## [WHAT YOU SHOULD DO]
Nothing in the records should change; write them all out exactly.

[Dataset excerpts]
============================================================

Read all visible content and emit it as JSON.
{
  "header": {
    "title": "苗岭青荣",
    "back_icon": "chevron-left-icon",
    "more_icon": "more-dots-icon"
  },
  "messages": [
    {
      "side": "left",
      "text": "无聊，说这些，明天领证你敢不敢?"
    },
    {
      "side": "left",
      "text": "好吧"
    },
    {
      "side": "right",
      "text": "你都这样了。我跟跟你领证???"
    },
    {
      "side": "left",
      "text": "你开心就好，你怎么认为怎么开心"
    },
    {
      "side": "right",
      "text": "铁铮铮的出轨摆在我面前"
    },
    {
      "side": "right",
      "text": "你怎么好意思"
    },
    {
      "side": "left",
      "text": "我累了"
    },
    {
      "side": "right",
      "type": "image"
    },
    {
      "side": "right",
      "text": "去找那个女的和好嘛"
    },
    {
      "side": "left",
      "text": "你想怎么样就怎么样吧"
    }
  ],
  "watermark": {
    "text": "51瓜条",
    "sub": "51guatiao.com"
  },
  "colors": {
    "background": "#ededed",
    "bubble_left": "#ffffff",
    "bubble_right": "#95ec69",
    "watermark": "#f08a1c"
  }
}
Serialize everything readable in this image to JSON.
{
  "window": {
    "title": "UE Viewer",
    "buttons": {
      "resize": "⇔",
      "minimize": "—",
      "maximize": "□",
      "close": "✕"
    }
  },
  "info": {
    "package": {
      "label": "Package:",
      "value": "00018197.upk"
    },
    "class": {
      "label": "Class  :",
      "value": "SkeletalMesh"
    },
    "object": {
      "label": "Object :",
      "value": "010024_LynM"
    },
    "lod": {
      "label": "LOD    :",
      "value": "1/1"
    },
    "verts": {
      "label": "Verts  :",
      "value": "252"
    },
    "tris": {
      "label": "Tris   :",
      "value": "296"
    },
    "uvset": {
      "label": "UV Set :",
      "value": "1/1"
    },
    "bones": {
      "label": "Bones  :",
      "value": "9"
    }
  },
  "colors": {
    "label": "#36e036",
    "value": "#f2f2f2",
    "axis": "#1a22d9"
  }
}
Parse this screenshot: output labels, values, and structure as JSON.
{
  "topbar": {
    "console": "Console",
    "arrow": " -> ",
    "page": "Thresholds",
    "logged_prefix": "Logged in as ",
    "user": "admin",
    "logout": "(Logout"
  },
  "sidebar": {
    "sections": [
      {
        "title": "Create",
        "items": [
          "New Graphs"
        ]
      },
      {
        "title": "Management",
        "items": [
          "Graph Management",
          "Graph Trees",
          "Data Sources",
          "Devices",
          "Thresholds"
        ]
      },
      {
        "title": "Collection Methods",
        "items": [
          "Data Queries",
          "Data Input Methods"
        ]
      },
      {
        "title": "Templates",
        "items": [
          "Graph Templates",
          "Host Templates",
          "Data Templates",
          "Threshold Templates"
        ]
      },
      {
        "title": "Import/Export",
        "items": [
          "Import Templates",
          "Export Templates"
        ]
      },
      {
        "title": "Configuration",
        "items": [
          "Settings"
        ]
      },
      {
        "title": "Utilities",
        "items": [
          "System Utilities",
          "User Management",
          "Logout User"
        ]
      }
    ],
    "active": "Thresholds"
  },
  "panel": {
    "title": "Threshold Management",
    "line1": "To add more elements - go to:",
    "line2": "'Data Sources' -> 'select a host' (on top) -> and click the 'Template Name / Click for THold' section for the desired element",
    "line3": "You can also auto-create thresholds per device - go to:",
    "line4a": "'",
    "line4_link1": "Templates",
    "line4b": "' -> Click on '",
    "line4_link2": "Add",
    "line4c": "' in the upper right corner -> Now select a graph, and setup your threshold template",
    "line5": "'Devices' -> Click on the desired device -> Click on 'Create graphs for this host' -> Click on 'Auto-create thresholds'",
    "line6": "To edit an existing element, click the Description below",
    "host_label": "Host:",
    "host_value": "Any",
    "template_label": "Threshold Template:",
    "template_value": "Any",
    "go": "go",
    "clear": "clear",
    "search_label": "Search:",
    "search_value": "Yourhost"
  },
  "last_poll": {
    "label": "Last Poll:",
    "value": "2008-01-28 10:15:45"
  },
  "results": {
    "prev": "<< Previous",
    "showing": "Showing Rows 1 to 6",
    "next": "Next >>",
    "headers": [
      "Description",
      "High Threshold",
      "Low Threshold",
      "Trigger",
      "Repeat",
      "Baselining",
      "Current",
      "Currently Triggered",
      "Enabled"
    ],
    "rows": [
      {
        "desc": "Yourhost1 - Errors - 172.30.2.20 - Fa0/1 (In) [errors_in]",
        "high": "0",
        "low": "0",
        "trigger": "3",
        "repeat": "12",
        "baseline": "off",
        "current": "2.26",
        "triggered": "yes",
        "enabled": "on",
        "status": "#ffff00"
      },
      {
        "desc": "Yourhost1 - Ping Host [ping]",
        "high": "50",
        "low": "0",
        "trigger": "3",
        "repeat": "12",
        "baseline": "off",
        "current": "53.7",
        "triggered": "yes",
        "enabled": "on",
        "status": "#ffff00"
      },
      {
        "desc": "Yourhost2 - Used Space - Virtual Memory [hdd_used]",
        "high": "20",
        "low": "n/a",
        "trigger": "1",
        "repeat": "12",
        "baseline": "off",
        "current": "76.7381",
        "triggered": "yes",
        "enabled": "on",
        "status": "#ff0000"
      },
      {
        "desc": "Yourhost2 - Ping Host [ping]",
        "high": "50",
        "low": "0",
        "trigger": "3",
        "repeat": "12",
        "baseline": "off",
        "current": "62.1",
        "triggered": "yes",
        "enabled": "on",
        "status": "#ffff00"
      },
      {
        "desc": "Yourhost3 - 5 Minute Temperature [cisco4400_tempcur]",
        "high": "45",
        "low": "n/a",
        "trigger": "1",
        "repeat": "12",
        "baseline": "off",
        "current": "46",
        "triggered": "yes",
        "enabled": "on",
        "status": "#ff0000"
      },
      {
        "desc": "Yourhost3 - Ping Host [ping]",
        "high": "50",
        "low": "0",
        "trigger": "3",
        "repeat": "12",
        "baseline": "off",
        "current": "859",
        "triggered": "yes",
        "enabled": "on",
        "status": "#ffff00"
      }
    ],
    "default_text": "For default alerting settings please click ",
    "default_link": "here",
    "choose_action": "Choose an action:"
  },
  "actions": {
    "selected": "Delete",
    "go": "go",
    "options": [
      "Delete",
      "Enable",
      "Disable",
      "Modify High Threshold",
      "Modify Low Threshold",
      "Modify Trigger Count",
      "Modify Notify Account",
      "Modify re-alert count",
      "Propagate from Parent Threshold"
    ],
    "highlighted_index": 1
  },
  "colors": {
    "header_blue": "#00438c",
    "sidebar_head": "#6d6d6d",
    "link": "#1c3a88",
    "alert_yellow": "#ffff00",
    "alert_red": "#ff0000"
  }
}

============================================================

## [RESULT]
Read all visible content and emit it as JSON.
{
  "header": {
    "title": "苗岭青荣",
    "back_icon": "chevron-left-icon",
    "more_icon": "more-dots-icon"
  },
  "messages": [
    {
      "side": "left",
      "text": "无聊，说这些，明天领证你敢不敢?"
    },
    {
      "side": "left",
      "text": "好吧"
    },
    {
      "side": "right",
      "text": "你都这样了。我跟跟你领证???"
    },
    {
      "side": "left",
      "text": "你开心就好，你怎么认为怎么开心"
    },
    {
      "side": "right",
      "text": "铁铮铮的出轨摆在我面前"
    },
    {
      "side": "right",
      "text": "你怎么好意思"
    },
    {
      "side": "left",
      "text": "我累了"
    },
    {
      "side": "right",
      "type": "image"
    },
    {
      "side": "right",
      "text": "去找那个女的和好嘛"
    },
    {
      "side": "left",
      "text": "你想怎么样就怎么样吧"
    }
  ],
  "watermark": {
    "text": "51瓜条",
    "sub": "51guatiao.com"
  },
  "colors": {
    "background": "#ededed",
    "bubble_left": "#ffffff",
    "bubble_right": "#95ec69",
    "watermark": "#f08a1c"
  }
}
Serialize everything readable in this image to JSON.
{
  "window": {
    "title": "UE Viewer",
    "buttons": {
      "resize": "⇔",
      "minimize": "—",
      "maximize": "□",
      "close": "✕"
    }
  },
  "info": {
    "package": {
      "label": "Package:",
      "value": "00018197.upk"
    },
    "class": {
      "label": "Class  :",
      "value": "SkeletalMesh"
    },
    "object": {
      "label": "Object :",
      "value": "010024_LynM"
    },
    "lod": {
      "label": "LOD    :",
      "value": "1/1"
    },
    "verts": {
      "label": "Verts  :",
      "value": "252"
    },
    "tris": {
      "label": "Tris   :",
      "value": "296"
    },
    "uvset": {
      "label": "UV Set :",
      "value": "1/1"
    },
    "bones": {
      "label": "Bones  :",
      "value": "9"
    }
  },
  "colors": {
    "label": "#36e036",
    "value": "#f2f2f2",
    "axis": "#1a22d9"
  }
}
Parse this screenshot: output labels, values, and structure as JSON.
{
  "topbar": {
    "console": "Console",
    "arrow": " -> ",
    "page": "Thresholds",
    "logged_prefix": "Logged in as ",
    "user": "admin",
    "logout": "(Logout"
  },
  "sidebar": {
    "sections": [
      {
        "title": "Create",
        "items": [
          "New Graphs"
        ]
      },
      {
        "title": "Management",
        "items": [
          "Graph Management",
          "Graph Trees",
          "Data Sources",
          "Devices",
          "Thresholds"
        ]
      },
      {
        "title": "Collection Methods",
        "items": [
          "Data Queries",
          "Data Input Methods"
        ]
      },
      {
        "title": "Templates",
        "items": [
          "Graph Templates",
          "Host Templates",
          "Data Templates",
          "Threshold Templates"
        ]
      },
      {
        "title": "Import/Export",
        "items": [
          "Import Templates",
          "Export Templates"
        ]
      },
      {
        "title": "Configuration",
        "items": [
          "Settings"
        ]
      },
      {
        "title": "Utilities",
        "items": [
          "System Utilities",
          "User Management",
          "Logout User"
        ]
      }
    ],
    "active": "Thresholds"
  },
  "panel": {
    "title": "Threshold Management",
    "line1": "To add more elements - go to:",
    "line2": "'Data Sources' -> 'select a host' (on top) -> and click the 'Template Name / Click for THold' section for the desired element",
    "line3": "You can also auto-create thresholds per device - go to:",
    "line4a": "'",
    "line4_link1": "Templates",
    "line4b": "' -> Click on '",
    "line4_link2": "Add",
    "line4c": "' in the upper right corner -> Now select a graph, and setup your threshold template",
    "line5": "'Devices' -> Click on the desired device -> Click on 'Create graphs for this host' -> Click on 'Auto-create thresholds'",
    "line6": "To edit an existing element, click the Description below",
    "host_label": "Host:",
    "host_value": "Any",
    "template_label": "Threshold Template:",
    "template_value": "Any",
    "go": "go",
    "clear": "clear",
    "search_label": "Search:",
    "search_value": "Yourhost"
  },
  "last_poll": {
    "label": "Last Poll:",
    "value": "2008-01-28 10:15:45"
  },
  "results": {
    "prev": "<< Previous",
    "showing": "Showing Rows 1 to 6",
    "next": "Next >>",
    "headers": [
      "Description",
      "High Threshold",
      "Low Threshold",
      "Trigger",
      "Repeat",
      "Baselining",
      "Current",
      "Currently Triggered",
      "Enabled"
    ],
    "rows": [
      {
        "desc": "Yourhost1 - Errors - 172.30.2.20 - Fa0/1 (In) [errors_in]",
        "high": "0",
        "low": "0",
        "trigger": "3",
        "repeat": "12",
        "baseline": "off",
        "current": "2.26",
        "triggered": "yes",
        "enabled": "on",
        "status": "#ffff00"
      },
      {
        "desc": "Yourhost1 - Ping Host [ping]",
        "high": "50",
        "low": "0",
        "trigger": "3",
        "repeat": "12",
        "baseline": "off",
        "current": "53.7",
        "triggered": "yes",
        "enabled": "on",
        "status": "#ffff00"
      },
      {
        "desc": "Yourhost2 - Used Space - Virtual Memory [hdd_used]",
        "high": "20",
        "low": "n/a",
        "trigger": "1",
        "repeat": "12",
        "baseline": "off",
        "current": "76.7381",
        "triggered": "yes",
        "enabled": "on",
        "status": "#ff0000"
      },
      {
        "desc": "Yourhost2 - Ping Host [ping]",
        "high": "50",
        "low": "0",
        "trigger": "3",
        "repeat": "12",
        "baseline": "off",
        "current": "62.1",
        "triggered": "yes",
        "enabled": "on",
        "status": "#ffff00"
      },
      {
        "desc": "Yourhost3 - 5 Minute Temperature [cisco4400_tempcur]",
        "high": "45",
        "low": "n/a",
        "trigger": "1",
        "repeat": "12",
        "baseline": "off",
        "current": "46",
        "triggered": "yes",
        "enabled": "on",
        "status": "#ff0000"
      },
      {
        "desc": "Yourhost3 - Ping Host [ping]",
        "high": "50",
        "low": "0",
        "trigger": "3",
        "repeat": "12",
        "baseline": "off",
        "current": "859",
        "triggered": "yes",
        "enabled": "on",
        "status": "#ffff00"
      }
    ],
    "default_text": "For default alerting settings please click ",
    "default_link": "here",
    "choose_action": "Choose an action:"
  },
  "actions": {
    "selected": "Delete",
    "go": "go",
    "options": [
      "Delete",
      "Enable",
      "Disable",
      "Modify High Threshold",
      "Modify Low Threshold",
      "Modify Trigger Count",
      "Modify Notify Account",
      "Modify re-alert count",
      "Propagate from Parent Threshold"
    ],
    "highlighted_index": 1
  },
  "colors": {
    "header_blue": "#00438c",
    "sidebar_head": "#6d6d6d",
    "link": "#1c3a88",
    "alert_yellow": "#ffff00",
    "alert_red": "#ff0000"
  }
}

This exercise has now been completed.